Anyway, I digress. And I apologize for this raving post. I know it's all over the place, but...I'm recovering from seven weeks of madness...in which every night I averaged about 4 hours of sleep...sleep filled with dreams of a red and blue map, electoral counts, and percentages. Last night was the first good, heavy night's sleep in a while. All six hours of it. LOL.
But, despite my ramblings, I figure you get my drift. I'm right there with you. This nation needs to take a look at itself on this morning and think about where they stand as a people. Those in the red states...who would embrace this anger and hatred and fear and use it as a fuel to drive their lives...take a look at the country's vote. Take a look at some of the people elected to Washington. Take a look at some of the policies being approved by vote. This country is evolving. Do you wish to join the rest of us? Or are you still going to hold onto the fear and remain rooted in the past?
There are plenty of seats on the bus. I wouldn't exclude you because of where you were born, the color of your skin, or your heritage. I'd smile and welcome you to the family. I'd look into your eyes and see WHO you were based on your actions, words, and how you related to others.
Just as my wife and I see each other: to her...I'm not a Mexican/Italian/Arabic man. I'm a man. To me....she's not a Caucasian woman. She's a beautiful woman. She's my wife.
Give it a shot, folks. It might make life so much easier than you ever possibly dreamed it could be. And that's what America COULD be. If you just gave it a chance."
Responding to Thursday’s post on Obama and race, Amara highlights the similarites between the 2012 electoral map and the divisions between the slave and free states, and thus the Confederacy and Union, at the time of the Civil War.
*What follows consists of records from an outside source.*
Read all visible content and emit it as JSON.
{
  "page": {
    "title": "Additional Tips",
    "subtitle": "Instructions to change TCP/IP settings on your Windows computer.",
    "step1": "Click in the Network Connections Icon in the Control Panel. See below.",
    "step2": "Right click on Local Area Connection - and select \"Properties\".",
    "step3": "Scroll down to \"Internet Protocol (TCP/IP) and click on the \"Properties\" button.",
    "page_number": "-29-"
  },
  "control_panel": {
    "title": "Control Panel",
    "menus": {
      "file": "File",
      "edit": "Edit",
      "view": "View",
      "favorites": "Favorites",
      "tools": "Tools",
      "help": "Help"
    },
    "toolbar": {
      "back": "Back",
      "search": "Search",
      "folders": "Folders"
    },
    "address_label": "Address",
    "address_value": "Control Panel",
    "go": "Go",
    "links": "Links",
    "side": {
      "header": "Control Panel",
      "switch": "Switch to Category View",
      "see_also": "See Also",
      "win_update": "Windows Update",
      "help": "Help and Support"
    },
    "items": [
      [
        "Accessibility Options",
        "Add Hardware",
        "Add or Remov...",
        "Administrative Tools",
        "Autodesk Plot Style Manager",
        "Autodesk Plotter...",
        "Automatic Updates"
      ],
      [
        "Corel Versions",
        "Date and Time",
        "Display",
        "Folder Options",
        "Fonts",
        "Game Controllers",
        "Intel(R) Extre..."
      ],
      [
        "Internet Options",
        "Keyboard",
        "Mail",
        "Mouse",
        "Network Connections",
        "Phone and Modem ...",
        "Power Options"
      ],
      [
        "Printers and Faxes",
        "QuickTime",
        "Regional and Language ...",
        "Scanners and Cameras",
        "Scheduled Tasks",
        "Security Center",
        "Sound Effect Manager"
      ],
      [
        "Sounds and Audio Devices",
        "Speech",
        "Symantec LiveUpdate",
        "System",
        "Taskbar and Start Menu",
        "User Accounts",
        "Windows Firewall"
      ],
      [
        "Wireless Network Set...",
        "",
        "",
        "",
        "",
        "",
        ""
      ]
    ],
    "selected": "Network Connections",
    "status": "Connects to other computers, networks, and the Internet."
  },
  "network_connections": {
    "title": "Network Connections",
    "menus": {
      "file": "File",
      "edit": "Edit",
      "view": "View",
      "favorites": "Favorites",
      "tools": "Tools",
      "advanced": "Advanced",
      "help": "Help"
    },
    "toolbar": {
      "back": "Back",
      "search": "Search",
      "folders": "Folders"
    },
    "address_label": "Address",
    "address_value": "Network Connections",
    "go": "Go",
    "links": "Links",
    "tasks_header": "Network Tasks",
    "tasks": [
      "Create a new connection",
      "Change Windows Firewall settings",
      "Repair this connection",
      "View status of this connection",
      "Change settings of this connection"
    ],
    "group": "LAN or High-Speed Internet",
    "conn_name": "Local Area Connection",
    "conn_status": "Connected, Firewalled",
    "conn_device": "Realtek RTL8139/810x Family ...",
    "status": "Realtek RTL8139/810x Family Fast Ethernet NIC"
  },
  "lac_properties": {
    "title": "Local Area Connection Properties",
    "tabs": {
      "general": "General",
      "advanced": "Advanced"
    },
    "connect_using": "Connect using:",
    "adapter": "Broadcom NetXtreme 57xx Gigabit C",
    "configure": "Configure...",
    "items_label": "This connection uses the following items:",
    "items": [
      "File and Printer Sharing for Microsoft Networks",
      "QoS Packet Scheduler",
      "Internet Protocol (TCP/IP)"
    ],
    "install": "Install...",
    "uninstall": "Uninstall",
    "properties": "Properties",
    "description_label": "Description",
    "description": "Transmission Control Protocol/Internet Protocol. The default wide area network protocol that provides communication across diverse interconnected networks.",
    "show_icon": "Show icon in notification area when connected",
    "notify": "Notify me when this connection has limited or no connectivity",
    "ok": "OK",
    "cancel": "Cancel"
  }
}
Responding to a conversation about the election and race/ethnicity, Sean Goodlett highlights this Eugene Robinson piece in the Washington Post.
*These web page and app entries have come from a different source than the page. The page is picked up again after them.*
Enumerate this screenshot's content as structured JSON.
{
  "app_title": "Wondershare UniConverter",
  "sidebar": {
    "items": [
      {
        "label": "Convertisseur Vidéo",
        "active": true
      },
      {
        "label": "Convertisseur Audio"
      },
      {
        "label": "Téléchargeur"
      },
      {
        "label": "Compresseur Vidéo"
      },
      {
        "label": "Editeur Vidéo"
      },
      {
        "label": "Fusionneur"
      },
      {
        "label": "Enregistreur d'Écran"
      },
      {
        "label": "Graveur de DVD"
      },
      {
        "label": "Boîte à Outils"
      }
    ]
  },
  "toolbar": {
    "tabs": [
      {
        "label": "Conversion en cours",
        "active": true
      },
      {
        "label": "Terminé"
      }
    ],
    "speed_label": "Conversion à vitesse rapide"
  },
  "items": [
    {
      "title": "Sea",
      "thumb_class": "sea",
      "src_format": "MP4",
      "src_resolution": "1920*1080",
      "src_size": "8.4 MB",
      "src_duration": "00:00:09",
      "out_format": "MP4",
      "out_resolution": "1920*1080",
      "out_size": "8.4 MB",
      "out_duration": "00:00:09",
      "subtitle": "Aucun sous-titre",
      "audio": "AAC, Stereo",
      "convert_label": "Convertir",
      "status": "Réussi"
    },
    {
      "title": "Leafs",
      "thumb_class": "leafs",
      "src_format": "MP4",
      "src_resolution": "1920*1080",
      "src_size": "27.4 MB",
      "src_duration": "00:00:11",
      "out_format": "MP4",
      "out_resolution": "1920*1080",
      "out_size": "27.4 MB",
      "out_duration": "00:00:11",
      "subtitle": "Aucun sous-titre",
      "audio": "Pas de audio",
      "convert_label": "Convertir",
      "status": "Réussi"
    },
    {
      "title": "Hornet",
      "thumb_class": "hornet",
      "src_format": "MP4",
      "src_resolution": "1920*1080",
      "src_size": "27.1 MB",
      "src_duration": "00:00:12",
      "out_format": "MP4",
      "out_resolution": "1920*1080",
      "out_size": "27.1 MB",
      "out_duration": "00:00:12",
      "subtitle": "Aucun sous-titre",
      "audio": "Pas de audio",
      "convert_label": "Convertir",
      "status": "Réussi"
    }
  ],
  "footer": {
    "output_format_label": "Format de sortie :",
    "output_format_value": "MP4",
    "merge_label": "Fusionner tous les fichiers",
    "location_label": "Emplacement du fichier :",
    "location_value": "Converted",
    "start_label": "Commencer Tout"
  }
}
Next series starts Monday,
PS. What do you think? Thoughts on the election and America? On Obama and America? On any related issues or questions?
10/10 Memory Day nominees: A tie between two controversial, courageous, and influential American activists, Samuel Gridley Howe and Russell Means.
10/11 Memory Day nominee: Kurt Vonnegut, Jr.!
Being a colored person I couldnt agree more with whats being said. And its sad to see but people still live their lives doing a routine check up on other people saying "hey, he's brown, I'm going to stay away from him" when in reality the color of skin has nothing to do with my perspective on life. This has always been a problem making friends, getting a point across or simply being kind and saying hello without any bad energy being throwed at me. Earlier this year during the Obama campaign I had my eyes on Ron Paul, his ideoligy was plain for younger individuals like myself, when his campaign ended and he was out of the race I payed more attention to what Mr. Obama was saying. In the mist of the election I would talk to a lot of people all in who was in favor of him. But they'll always ask me why do you like him and quickly answer "is it because he's black" NO! Being a colored person I was sure to notice his color but instead his ideas and leadership to stand up in front of a nation and adress the people that this new America is happening and we can overcome this transition, really smack face on. If anyone else was to do this possessing traits of a great leader( Mitt Romney) my vote would be towards him.ReplyDelete